kappakatena, as Critical Pali Dictionary says, by kappabindu. Vin.4.286, samaṇacīvaraṃ nāma kappakataṃ vuccati, a recluse’s robe is called what is made allowable. At Vin.1.254, Vin.1.255, the expressions occur, na akappakatena atthataṃ hoti kathiṇaṃ; kappakatena atthataṃ hoti kaṭhinaṃ, translated at Vinaya Texts ii.155, Vinaya Texts ii.156, “when the ceremony has (has not) fallen through,” BD.2.155, n.2, saying, “akappakatenā ti anādinna-kappa-bindhunā (Buddhaghosa), which we do not understand. Perhaps we should read bindunā.” See Vin-a.1111 for this definition, and where reading is bindunā. The sense is that the kaṭhina-cloth is not properly made if it is not made allowable—i.e., through not taking a disfiguring smudge by which the owner can identify it.
aggaḷa. Vin-a.863, “putting these aggaḷa, and so on, on to a robe after it is made allowable is not a device for making it allowable (kappakaraṇakicca).” Aggaḷa, patch, strip of cloth, was used for strengthening robes. See Vin.1.290, where a monk’s inner robe was torn and he inserted a “strip of cloth” and was commended by the lord. Buddhaghosa says (see Vin-a.1128), aggaḷam acchādeyyan (text, acchupeyyaṃ) ti chinnaṭṭhāne pilotika-khaṇḍaṃ laggāpeyyaṃ (variant reading ṭhapeyyaṃ): “(what now) if I should stick bits of cloth (or rags) into the torn places?” Vin-a.1129 gives, suttalūkhaṃ kātun ti sutten’ eva aggaḷam kātun ti attho, “to dam roughly with thread means to darn a patch with thread.”
anuvāta. Vinaya Texts ii.154, n.1, anuvāta-karaṇa-mattenā ti piṭṭhi-anuvāta-āropana-mattena, from which it appears that the anuvāta was put along the back of the robe. Anuvāta used in explained of kusi at Vin.1.287, see Vinaya Texts ii.208, n.5. Vin-a.684 uses the word in explaining the rule for disfiguring a rug.

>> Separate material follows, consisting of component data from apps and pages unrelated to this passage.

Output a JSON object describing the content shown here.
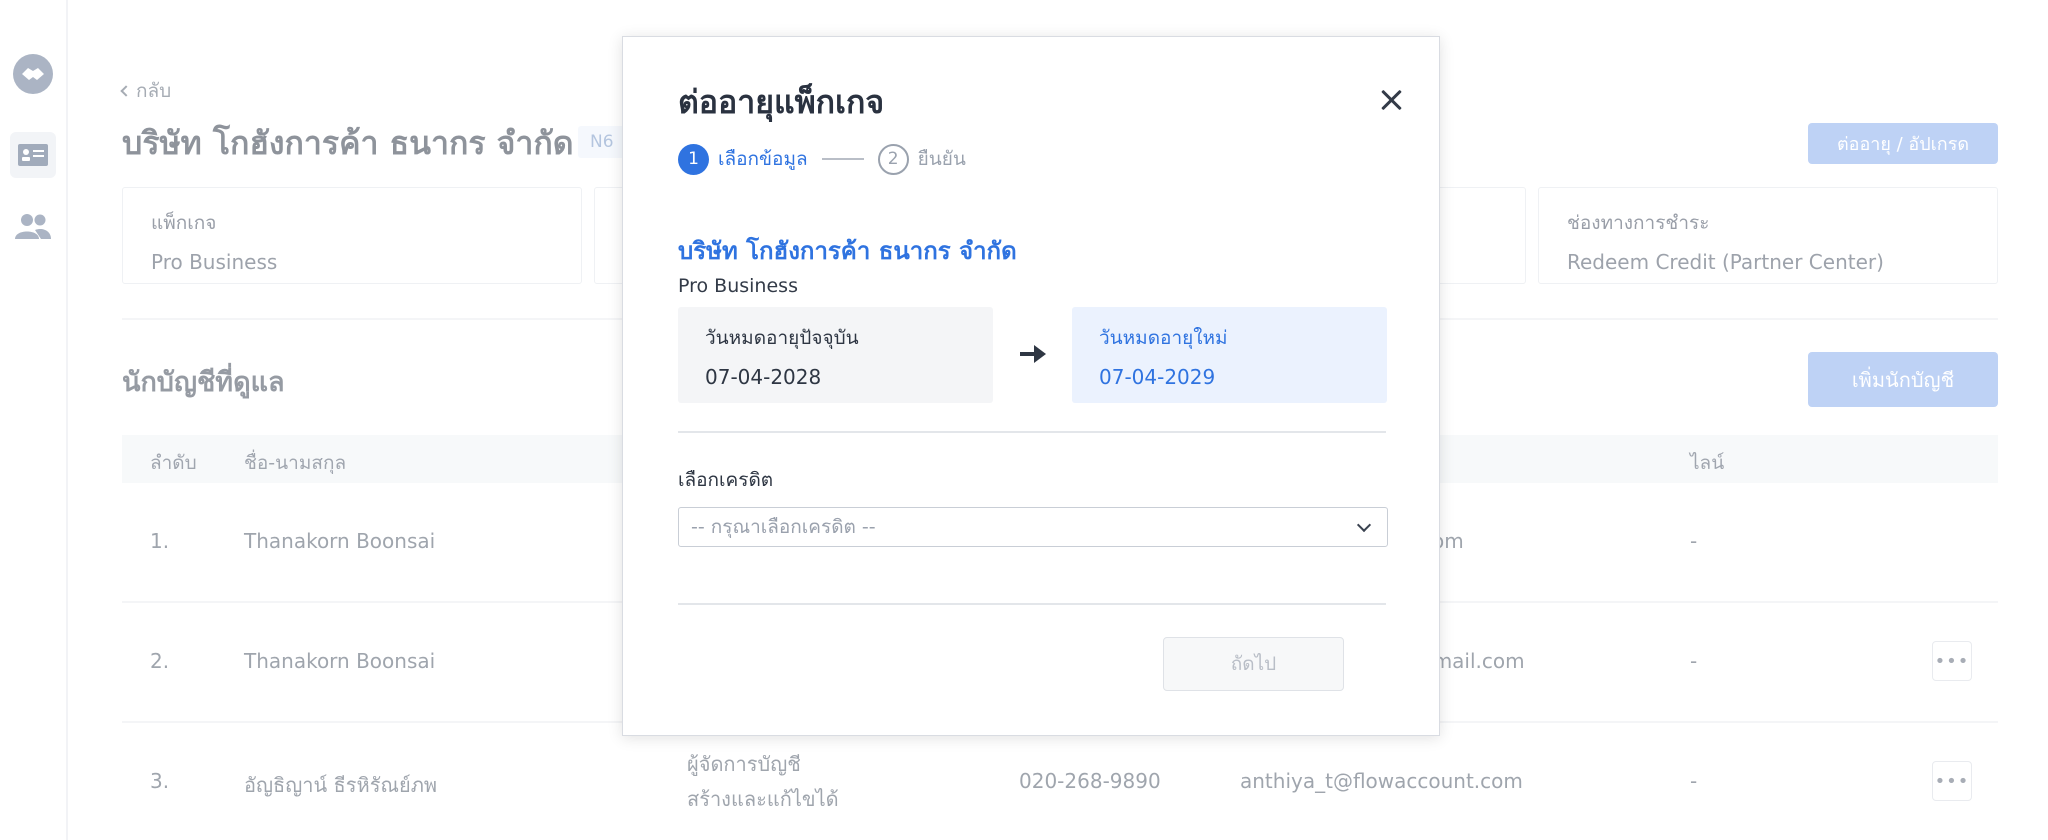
{
  "background": {
    "back_label": "กลับ",
    "company_title": "บริษัท โกฮังการค้า ธนากร จำกัด",
    "company_code": "N6",
    "renew_button": "ต่ออายุ / อัปเกรด",
    "cards": [
      {
        "label": "แพ็กเกจ",
        "value": "Pro Business"
      },
      {
        "label": "",
        "value": ""
      },
      {
        "label": "",
        "value": ""
      },
      {
        "label": "ช่องทางการชำระ",
        "value": "Redeem Credit (Partner Center)"
      }
    ],
    "section_title": "นักบัญชีที่ดูแล",
    "add_button": "เพิ่มนักบัญชี",
    "table": {
      "headers": {
        "order": "ลำดับ",
        "name": "ชื่อ-นามสกุล",
        "line": "ไลน์"
      },
      "rows": [
        {
          "no": "1.",
          "name": "Thanakorn Boonsai",
          "role": "",
          "perm": "",
          "phone": "",
          "email": "om",
          "line": "-"
        },
        {
          "no": "2.",
          "name": "Thanakorn Boonsai",
          "role": "",
          "perm": "",
          "phone": "",
          "email": "gmail.com",
          "line": "-"
        },
        {
          "no": "3.",
          "name": "อัญธิญาน์ ธีรหิรัณย์ภพ",
          "role": "ผู้จัดการบัญชี",
          "perm": "สร้างและแก้ไขได้",
          "phone": "020-268-9890",
          "email": "anthiya_t@flowaccount.com",
          "line": "-"
        }
      ]
    }
  },
  "modal": {
    "title": "ต่ออายุแพ็กเกจ",
    "steps": [
      {
        "num": "1",
        "label": "เลือกข้อมูล"
      },
      {
        "num": "2",
        "label": "ยืนยัน"
      }
    ],
    "company_name": "บริษัท โกฮังการค้า ธนากร จำกัด",
    "package_name": "Pro Business",
    "current_expiry": {
      "label": "วันหมดอายุปัจจุบัน",
      "value": "07-04-2028"
    },
    "new_expiry": {
      "label": "วันหมดอายุใหม่",
      "value": "07-04-2029"
    },
    "credit_label": "เลือกเครดิต",
    "credit_placeholder": "-- กรุณาเลือกเครดิต --",
    "next_button": "ถัดไป"
  },
  "colors": {
    "accent": "#2f73e0",
    "button_disabled_bg": "#8fb2ee",
    "new_expiry_bg": "#ebf2fe"
  },
  "icons": {
    "rail": [
      "handshake-icon",
      "contact-card-icon",
      "users-icon"
    ],
    "modal": [
      "close-icon",
      "arrow-right-icon",
      "chevron-down-icon"
    ]
  }
}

Critical Pali Dictionary calls anuvāta “probably a collar or facing (on a monk’s cowl).”
paribhaṇḍa. Vinaya Texts ii.154, n.2, paribhaṇḍa-karaṇa-mattenā ti kucchi-anuvāta-āropana-mattena, put inside. Buddhaghosa on Vin.1.297 again explains anuvāta and paribhaṇḍa “by the words themselves,” see Vinaya Texts ii.231, n.2. The two words occur again at Vin.1.254 as things to be used in making a kaṭhina-cloth robe, and at Vin.2.116 as things to be put on to the edge (anto) of the kaṭhina when it is worn thin; at Vin.2.177 they are among the “trifles” for which a disposer is to be appointed. On paribhaṇḍa as some kind of flooring, see Vin.2.113, Vin.2.172; Vinaya Texts iii.85, n.3; Vin.3.213, n.6.